Air chaos bonus?
It’s good to see so many coaches on the roads as spring gives way to summer, with touring having picked up and, as Marksman reports in On Target, even signs of the inbound market recovering.
Tour companies report buoyant overseas sales for events centred around the Platinum Jubilee, Tours International selling out of places on its departures. But in the pre-Covid year of 2019, the UK hosted 41 million inbound visits. This year, VisitBritain predicts 21 million, so well short of where we should be.
It doesn’t help that the systems which connect our island with the outside world are in disarray.
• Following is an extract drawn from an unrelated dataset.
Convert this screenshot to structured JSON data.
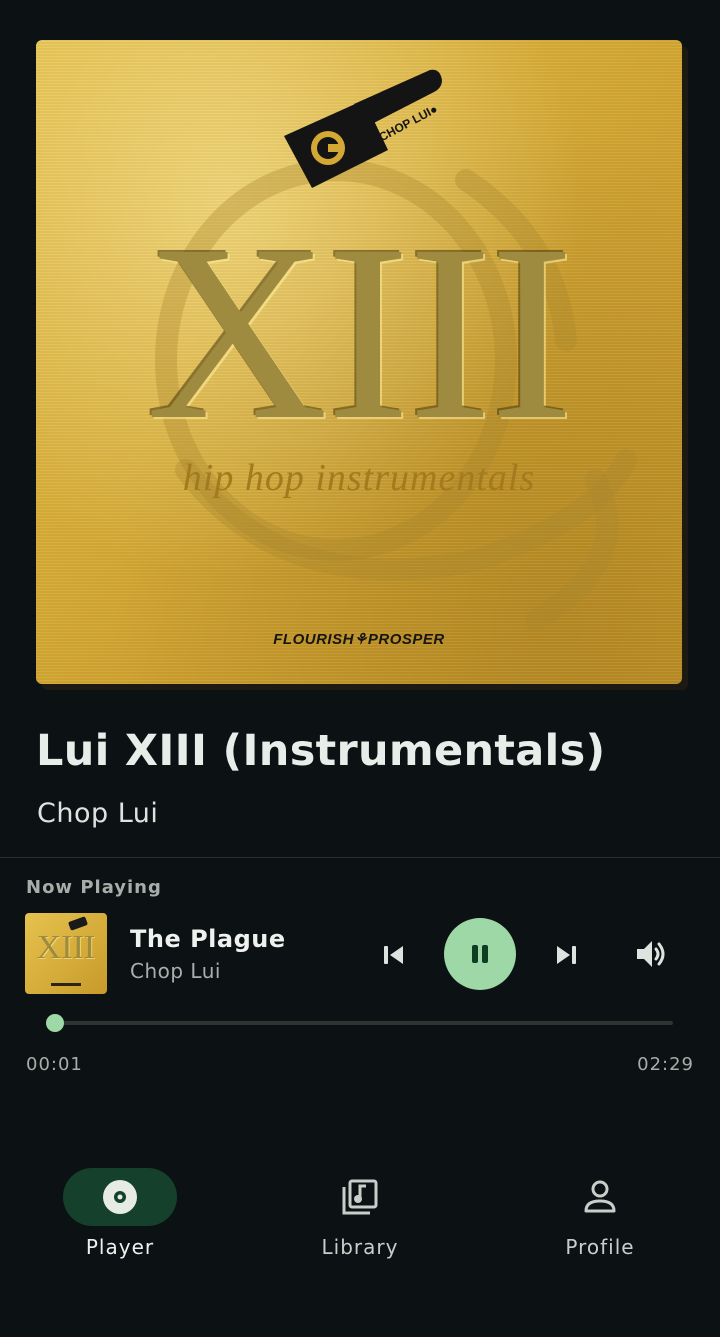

The airlines and tour companies hit the headlines last week for last-minute cancellations which left hundreds of holidaymakers stranded at home and abroad.
Allegedly, the airline disruption was being caused by extreme weather at airports elsewhere, preventing aircraft from coming to the UK and meeting the intensive schedules they are on. If that’s the case, air passengers can look forward to more of the same, as extreme weather events are on the rise across the planet.
Personally, I think the airline industry has cut too deep into staffing and is now struggling to recruit, while at the same time setting itself challenging targets. The slightest ripple in a nose-to-tail operation will run right through the system. Now, the airlines have joined road transport industries in asking the government to relax visa rules so they can recruit from abroad.
So where does this leave the coach industry? Undoubtedly holidaymakers will be jittery about booking flight-based holidays until the spectre of these cancellations disappears. Perhaps some sections of the public will be attracted to staycations, having got a taste of them during the pandemic.
Any thoughts of coaches stepping into the breach for short-haul flights must be tempered by the delays at ferryports, which have caused their own problems, and Eurotunnel quadrupling fares. Those problems were, allegedly, caused by the sudden rush to France, and onwards, as restrictions were lifted, but other blame French border officers for being too picky.
It’s definitely going to be a stuttering restart to the broader holiday market but, from what I am seeing at resorts and attractions, the domestic tour market has come back with a bang, as our traditional (i.e. senior) market regains some confidence in travelling. The European touring market may well be back on song this autumn if the numbers booking currently are any guide.
It’s challenging out there for tours, but there’s little doubt that, right now, air travel isn’t flavour of the month. Let’s hope coaches get some of the overspill